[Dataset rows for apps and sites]
● ● ● ●

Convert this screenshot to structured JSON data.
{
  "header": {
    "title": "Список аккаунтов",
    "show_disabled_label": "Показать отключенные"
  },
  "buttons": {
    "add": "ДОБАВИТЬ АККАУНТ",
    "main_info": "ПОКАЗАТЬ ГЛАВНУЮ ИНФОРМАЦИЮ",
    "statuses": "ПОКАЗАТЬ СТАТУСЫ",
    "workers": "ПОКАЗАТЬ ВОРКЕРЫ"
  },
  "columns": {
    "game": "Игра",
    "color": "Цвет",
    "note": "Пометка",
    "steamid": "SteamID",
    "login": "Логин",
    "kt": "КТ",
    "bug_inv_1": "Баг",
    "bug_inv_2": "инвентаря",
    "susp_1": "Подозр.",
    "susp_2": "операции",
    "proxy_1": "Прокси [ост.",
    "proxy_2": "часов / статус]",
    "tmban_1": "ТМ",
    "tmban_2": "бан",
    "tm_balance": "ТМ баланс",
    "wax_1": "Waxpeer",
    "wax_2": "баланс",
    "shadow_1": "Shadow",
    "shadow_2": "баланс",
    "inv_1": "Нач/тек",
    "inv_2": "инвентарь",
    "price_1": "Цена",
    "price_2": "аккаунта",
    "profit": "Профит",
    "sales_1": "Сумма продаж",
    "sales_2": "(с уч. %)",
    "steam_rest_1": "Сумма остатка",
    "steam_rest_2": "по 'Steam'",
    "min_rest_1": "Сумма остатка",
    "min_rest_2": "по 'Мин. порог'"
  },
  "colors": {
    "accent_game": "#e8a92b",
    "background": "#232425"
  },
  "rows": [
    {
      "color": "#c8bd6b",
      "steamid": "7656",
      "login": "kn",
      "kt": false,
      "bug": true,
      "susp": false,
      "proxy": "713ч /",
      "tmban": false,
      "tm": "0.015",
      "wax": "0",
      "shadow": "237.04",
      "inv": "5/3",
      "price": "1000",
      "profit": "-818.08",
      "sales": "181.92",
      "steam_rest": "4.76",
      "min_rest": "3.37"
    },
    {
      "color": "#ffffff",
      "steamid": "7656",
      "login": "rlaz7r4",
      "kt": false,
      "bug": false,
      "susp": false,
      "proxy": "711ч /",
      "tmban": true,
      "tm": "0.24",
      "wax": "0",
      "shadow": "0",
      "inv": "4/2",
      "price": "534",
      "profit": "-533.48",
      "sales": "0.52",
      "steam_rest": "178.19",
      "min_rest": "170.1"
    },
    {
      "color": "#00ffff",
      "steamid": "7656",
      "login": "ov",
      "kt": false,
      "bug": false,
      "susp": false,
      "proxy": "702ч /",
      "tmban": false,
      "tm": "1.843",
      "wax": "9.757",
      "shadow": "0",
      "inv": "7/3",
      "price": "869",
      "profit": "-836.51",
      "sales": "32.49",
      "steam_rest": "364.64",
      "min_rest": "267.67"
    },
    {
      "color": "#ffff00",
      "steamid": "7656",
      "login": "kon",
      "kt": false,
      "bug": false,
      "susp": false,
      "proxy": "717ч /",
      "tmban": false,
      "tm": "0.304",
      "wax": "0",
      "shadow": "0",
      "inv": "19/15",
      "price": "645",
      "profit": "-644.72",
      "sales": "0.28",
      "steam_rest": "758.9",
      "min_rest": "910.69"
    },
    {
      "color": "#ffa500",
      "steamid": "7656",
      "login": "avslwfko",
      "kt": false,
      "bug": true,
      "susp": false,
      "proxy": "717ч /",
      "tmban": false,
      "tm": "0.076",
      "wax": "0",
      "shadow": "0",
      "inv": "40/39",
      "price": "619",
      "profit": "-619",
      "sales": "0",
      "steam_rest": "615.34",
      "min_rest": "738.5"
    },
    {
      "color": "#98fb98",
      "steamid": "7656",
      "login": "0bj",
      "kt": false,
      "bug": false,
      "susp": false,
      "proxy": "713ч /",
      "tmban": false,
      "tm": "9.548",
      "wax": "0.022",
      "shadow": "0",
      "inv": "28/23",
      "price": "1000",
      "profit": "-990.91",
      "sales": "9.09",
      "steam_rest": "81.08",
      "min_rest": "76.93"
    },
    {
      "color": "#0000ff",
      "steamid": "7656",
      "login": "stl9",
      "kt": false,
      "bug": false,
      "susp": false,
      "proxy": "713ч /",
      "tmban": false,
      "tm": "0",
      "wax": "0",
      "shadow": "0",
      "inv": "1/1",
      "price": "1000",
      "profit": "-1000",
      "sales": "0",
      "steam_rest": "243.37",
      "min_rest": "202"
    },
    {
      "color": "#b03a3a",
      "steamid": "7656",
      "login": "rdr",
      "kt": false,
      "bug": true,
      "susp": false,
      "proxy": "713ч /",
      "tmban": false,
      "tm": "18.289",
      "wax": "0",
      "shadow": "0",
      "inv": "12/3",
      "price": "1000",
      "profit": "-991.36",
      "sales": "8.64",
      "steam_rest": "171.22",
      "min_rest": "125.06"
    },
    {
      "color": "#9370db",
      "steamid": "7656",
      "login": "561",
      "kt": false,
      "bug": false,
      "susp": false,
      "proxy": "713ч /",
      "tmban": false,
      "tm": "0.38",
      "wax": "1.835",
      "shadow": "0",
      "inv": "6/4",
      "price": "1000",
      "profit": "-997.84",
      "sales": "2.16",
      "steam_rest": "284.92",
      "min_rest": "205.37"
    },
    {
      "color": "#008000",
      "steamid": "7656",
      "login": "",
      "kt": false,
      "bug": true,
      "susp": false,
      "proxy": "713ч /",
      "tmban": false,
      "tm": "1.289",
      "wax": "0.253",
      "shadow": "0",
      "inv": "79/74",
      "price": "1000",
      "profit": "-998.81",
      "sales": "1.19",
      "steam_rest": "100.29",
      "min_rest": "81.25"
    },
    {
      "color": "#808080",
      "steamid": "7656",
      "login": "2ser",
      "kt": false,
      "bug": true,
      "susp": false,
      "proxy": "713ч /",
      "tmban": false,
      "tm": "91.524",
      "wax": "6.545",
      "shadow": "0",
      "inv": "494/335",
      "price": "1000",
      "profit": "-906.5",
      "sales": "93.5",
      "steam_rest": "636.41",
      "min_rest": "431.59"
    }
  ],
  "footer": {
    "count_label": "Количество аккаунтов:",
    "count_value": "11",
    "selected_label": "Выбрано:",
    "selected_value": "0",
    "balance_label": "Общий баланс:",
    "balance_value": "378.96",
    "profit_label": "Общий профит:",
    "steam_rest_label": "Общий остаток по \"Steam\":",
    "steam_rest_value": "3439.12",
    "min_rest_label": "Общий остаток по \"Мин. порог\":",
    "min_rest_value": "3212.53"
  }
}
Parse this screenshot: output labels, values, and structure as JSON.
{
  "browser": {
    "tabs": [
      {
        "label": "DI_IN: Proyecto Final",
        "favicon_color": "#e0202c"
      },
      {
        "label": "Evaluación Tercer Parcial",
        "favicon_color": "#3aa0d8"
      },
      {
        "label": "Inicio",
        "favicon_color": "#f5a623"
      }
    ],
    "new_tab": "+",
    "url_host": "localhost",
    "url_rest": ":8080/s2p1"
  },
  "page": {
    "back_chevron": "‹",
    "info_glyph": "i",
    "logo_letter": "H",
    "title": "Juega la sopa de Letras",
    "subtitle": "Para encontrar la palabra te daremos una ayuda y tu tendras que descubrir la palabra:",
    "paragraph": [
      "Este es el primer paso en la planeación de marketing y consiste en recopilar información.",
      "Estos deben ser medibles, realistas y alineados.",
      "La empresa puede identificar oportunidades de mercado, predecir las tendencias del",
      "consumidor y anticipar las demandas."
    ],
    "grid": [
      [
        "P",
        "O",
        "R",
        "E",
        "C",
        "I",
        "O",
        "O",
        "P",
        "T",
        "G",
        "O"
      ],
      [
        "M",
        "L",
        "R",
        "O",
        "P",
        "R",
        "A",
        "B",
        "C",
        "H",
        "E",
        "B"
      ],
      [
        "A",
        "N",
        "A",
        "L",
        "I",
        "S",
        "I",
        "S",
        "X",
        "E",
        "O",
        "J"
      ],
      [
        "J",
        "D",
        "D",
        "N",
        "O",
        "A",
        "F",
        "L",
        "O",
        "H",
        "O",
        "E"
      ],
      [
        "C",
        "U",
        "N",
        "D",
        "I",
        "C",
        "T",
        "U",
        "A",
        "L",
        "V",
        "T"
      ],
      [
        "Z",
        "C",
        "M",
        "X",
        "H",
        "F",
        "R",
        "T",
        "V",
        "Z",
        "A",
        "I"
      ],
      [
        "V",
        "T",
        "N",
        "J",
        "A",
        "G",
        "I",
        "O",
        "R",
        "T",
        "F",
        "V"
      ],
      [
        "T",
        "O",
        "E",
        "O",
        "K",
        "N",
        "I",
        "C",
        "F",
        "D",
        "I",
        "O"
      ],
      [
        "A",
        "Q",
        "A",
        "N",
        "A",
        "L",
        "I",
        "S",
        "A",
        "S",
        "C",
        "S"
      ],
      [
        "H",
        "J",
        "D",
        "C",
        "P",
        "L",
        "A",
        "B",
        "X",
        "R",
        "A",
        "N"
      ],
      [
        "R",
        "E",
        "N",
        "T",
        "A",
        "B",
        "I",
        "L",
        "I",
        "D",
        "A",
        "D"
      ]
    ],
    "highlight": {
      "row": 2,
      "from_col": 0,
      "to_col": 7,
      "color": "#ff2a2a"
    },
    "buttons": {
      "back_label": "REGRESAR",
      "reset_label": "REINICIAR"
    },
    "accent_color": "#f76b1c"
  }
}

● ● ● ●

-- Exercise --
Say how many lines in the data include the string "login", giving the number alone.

-- Solved exercise --
12